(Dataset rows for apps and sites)

================================

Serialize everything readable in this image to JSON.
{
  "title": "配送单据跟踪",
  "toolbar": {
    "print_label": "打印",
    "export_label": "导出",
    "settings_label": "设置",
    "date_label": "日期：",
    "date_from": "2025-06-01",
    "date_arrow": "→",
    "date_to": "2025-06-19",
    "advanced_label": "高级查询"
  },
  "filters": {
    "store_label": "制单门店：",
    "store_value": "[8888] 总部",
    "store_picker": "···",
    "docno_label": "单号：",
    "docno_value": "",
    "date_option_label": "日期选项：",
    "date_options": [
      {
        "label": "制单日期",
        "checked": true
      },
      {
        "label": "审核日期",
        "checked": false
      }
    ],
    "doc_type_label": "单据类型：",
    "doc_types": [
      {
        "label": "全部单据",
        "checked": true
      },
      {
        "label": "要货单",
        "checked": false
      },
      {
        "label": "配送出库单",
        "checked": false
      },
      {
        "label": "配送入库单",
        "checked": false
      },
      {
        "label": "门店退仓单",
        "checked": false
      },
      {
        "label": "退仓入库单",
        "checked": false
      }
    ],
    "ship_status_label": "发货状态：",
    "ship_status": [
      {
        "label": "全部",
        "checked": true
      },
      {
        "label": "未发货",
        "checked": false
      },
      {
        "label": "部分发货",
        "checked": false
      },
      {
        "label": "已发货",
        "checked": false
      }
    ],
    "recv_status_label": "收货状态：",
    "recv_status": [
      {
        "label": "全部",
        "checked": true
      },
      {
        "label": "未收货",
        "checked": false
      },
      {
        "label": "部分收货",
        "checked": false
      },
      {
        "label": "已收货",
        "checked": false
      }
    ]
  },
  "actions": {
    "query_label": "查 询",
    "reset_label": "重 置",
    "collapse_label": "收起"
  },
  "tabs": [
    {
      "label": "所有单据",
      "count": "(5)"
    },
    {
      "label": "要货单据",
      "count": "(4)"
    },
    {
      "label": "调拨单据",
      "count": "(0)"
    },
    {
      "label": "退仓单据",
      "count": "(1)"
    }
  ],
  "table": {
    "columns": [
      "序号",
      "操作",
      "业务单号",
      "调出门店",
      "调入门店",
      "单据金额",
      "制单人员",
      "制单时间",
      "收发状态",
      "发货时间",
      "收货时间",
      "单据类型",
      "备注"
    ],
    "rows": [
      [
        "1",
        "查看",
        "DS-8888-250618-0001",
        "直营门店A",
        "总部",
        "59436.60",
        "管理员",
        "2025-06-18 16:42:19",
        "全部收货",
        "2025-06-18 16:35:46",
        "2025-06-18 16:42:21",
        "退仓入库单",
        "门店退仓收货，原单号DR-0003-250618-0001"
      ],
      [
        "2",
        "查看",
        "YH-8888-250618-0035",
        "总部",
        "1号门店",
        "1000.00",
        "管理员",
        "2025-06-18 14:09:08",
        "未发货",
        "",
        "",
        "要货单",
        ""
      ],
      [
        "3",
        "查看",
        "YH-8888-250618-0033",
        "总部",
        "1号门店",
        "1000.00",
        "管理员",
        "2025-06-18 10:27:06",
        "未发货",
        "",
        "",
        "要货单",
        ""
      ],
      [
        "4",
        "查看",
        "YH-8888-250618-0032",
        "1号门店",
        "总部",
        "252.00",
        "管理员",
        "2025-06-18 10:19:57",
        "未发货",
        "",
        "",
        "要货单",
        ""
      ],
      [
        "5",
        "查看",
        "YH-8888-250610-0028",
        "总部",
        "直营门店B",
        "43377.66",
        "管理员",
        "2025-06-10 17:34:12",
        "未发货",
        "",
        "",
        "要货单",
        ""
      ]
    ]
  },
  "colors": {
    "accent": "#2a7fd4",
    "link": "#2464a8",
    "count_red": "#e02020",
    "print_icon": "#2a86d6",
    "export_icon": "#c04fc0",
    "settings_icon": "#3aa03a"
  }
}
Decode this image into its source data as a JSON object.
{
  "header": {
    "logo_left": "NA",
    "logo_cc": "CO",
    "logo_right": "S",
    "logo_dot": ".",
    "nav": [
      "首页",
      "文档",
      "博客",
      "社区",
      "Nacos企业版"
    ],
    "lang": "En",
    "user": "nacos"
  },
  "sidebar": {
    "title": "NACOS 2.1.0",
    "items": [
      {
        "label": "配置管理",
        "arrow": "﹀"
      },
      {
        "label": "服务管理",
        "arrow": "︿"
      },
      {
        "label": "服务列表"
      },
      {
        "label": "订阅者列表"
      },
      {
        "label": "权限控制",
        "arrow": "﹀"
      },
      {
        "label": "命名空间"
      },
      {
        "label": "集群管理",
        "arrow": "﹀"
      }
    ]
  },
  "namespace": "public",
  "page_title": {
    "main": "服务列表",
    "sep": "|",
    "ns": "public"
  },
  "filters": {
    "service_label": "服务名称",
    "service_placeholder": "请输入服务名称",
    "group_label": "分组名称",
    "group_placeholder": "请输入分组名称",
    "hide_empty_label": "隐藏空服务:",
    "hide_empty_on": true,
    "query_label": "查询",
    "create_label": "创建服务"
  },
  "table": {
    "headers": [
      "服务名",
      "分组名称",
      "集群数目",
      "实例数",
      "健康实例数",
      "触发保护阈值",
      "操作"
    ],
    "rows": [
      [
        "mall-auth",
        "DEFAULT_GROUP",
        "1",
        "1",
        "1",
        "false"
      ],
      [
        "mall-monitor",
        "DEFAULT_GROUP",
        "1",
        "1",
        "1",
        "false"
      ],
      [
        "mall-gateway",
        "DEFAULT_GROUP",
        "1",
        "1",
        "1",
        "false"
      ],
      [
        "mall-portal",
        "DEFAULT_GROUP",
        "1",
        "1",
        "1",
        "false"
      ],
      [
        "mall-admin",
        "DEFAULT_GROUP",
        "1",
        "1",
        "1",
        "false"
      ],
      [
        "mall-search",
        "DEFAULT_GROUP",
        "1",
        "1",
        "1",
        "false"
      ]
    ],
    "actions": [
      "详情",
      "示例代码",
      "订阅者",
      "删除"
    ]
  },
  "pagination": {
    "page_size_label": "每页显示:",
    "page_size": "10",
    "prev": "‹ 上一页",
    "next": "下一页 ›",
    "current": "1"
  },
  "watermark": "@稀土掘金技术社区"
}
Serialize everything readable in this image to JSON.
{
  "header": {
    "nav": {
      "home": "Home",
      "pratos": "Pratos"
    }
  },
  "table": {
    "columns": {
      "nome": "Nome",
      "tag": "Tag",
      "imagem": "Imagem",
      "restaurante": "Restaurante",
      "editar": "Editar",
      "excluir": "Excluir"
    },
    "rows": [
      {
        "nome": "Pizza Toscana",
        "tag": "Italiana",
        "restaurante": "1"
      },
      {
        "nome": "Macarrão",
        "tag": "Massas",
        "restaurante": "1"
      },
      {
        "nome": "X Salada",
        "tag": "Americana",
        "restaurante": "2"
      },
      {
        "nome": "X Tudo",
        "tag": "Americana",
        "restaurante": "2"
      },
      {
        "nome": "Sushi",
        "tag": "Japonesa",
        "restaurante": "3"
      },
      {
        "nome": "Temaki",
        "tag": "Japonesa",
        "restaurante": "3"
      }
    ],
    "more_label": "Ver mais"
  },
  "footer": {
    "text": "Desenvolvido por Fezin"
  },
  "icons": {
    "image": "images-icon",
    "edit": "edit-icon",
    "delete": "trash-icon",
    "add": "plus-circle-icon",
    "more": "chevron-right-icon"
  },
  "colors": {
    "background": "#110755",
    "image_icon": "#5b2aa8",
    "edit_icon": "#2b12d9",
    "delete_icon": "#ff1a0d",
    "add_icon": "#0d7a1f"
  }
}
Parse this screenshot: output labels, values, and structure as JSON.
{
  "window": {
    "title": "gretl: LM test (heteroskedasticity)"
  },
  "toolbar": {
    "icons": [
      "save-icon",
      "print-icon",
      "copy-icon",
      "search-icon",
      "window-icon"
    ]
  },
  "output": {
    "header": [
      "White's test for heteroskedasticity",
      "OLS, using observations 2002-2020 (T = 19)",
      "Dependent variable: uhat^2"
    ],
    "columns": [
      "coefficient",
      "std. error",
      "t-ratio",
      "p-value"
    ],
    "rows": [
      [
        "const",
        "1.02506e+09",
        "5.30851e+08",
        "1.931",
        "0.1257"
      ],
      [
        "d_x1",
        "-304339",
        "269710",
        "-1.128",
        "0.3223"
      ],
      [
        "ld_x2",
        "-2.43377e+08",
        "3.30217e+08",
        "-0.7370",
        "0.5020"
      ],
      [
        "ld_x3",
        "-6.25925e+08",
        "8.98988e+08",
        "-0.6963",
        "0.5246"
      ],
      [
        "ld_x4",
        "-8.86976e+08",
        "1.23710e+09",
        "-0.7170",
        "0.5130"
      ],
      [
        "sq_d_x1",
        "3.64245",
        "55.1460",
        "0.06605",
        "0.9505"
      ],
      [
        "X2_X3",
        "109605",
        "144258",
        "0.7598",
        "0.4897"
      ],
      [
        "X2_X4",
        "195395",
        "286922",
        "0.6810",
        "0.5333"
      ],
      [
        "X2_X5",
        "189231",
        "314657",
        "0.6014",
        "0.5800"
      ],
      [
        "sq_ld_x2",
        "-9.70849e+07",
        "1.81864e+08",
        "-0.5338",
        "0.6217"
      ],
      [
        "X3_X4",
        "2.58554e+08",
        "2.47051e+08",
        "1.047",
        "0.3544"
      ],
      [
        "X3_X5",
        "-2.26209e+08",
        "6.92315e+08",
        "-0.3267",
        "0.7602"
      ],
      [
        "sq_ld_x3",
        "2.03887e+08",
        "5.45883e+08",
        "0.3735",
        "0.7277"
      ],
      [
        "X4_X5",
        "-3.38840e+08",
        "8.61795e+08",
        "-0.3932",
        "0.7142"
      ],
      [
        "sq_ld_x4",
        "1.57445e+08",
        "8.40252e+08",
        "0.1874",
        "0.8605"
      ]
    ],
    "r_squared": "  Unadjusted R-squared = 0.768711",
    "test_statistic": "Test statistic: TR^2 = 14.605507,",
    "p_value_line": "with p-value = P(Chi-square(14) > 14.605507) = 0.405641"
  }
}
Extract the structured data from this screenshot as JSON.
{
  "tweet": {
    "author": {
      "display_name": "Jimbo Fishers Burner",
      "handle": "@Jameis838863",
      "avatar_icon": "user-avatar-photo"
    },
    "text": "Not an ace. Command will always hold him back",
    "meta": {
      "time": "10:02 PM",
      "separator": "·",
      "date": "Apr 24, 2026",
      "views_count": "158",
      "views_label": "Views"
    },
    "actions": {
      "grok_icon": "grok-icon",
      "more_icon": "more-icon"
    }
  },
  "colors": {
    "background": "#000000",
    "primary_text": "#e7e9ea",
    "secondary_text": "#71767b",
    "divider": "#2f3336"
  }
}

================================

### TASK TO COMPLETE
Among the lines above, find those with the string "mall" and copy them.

### WRITTEN SOLUTION
        "mall-auth",
        "mall-monitor",
        "mall-gateway",
        "mall-portal",
        "mall-admin",
        "mall-search",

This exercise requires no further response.